A new report from the US Environmental Protection Agency is projecting it could be 30 years before Albuquerque’s drinking water wells are contaminated with jet fuel from a decades-old leak at Kirtland Airforce base. But the impact could be felt much sooner for wells closer to the original contamination site.
Using an advanced modeling system, the study calculated the underground movement of the plume of jet fuel that is trapped in the aquifer underneath southeast Albuquerque.

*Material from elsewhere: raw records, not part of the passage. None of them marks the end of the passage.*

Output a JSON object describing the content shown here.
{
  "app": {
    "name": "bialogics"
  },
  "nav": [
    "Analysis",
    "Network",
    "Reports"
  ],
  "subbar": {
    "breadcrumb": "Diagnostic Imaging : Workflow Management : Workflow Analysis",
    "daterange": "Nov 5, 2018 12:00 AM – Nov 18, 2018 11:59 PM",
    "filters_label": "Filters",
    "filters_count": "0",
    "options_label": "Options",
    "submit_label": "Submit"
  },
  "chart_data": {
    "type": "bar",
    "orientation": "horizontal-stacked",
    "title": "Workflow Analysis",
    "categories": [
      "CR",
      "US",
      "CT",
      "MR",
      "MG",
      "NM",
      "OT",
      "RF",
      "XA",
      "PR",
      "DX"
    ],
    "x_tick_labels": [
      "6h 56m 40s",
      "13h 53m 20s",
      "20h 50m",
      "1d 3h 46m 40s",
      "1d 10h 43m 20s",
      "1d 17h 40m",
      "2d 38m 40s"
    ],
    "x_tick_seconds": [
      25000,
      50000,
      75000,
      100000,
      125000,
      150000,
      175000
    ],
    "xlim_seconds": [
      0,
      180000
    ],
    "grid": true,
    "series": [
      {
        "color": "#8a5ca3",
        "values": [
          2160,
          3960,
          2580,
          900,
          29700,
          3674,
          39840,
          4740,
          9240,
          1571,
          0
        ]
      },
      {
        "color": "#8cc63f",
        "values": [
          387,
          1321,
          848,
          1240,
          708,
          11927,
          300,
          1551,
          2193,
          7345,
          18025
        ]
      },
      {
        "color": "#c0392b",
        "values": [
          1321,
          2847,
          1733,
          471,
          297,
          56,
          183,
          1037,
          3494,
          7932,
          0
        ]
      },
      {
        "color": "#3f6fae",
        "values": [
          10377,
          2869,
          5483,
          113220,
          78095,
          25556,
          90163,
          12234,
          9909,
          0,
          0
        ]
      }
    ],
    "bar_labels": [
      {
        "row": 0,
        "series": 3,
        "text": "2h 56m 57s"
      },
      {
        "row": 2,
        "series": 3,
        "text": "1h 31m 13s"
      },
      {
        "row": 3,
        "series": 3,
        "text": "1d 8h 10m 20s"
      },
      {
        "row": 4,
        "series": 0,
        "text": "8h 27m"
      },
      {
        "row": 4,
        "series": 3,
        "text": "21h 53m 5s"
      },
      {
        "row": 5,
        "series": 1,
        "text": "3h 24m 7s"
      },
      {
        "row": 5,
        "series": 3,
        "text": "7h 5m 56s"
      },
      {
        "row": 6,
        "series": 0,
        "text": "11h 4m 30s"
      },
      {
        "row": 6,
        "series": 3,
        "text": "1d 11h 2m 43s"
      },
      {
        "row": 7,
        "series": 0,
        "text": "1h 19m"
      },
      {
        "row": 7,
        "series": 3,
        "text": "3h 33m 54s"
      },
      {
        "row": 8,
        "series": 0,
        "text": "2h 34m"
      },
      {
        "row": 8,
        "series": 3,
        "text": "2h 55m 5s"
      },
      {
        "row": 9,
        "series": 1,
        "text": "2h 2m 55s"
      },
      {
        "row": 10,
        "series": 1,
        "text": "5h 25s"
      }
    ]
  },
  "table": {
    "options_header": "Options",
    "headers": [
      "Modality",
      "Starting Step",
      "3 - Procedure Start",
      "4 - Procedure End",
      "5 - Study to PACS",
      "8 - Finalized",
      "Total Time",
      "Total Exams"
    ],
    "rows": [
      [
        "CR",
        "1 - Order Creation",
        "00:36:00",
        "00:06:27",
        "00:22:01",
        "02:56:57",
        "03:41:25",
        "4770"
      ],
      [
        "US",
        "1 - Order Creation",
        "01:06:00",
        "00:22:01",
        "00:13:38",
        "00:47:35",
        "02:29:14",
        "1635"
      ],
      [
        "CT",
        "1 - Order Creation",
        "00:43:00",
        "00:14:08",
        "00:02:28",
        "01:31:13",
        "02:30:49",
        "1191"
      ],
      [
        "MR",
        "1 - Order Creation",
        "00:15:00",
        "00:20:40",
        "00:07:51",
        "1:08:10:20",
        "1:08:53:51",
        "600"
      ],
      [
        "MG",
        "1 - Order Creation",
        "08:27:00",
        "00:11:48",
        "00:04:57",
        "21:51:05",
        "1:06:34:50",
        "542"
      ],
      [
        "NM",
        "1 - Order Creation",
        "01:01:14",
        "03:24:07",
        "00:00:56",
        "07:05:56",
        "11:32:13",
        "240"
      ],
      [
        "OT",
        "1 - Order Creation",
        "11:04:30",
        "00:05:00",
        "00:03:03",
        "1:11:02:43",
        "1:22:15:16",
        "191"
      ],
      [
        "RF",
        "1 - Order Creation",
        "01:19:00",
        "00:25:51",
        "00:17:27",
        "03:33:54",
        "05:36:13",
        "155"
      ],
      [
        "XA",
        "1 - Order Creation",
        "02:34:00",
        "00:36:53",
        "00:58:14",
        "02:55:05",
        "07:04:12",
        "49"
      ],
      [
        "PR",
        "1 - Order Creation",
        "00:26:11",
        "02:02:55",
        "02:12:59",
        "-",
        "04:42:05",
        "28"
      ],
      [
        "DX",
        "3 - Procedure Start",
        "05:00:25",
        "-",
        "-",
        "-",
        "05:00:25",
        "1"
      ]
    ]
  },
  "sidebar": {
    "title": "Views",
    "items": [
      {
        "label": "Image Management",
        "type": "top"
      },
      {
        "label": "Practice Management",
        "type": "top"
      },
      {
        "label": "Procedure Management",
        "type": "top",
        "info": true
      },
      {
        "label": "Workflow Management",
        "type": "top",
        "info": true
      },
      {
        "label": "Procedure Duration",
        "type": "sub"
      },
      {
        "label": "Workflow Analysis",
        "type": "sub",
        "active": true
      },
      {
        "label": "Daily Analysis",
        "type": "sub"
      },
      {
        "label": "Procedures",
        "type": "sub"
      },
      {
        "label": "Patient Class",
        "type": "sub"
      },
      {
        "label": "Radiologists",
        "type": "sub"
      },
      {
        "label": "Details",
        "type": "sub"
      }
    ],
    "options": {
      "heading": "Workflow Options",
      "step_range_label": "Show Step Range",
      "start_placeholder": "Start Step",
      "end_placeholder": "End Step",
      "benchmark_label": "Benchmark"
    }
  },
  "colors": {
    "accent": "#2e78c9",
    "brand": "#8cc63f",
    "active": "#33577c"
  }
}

The plume contains extremely high levels of ethylene dibromide, or EDB, a carcinogen and reproductive toxin.
Scott Ellinger wrote the report and says the well operated by the VA Hospital is in more immanent danger of contamination. “The VA well is very close to the edge of the EDB plume,” he explained. “What the model is showing is that there is some lateral expansion of the plume although the bulk movement is to the northeast.”
The report projected the plume’s movement over the next 75 years, and while impacts to Albuquerque’s city drinking water wells are still a few decades out, the report recommends controlling the movement of the plume with an aggressive program of groundwater pumping and treatment.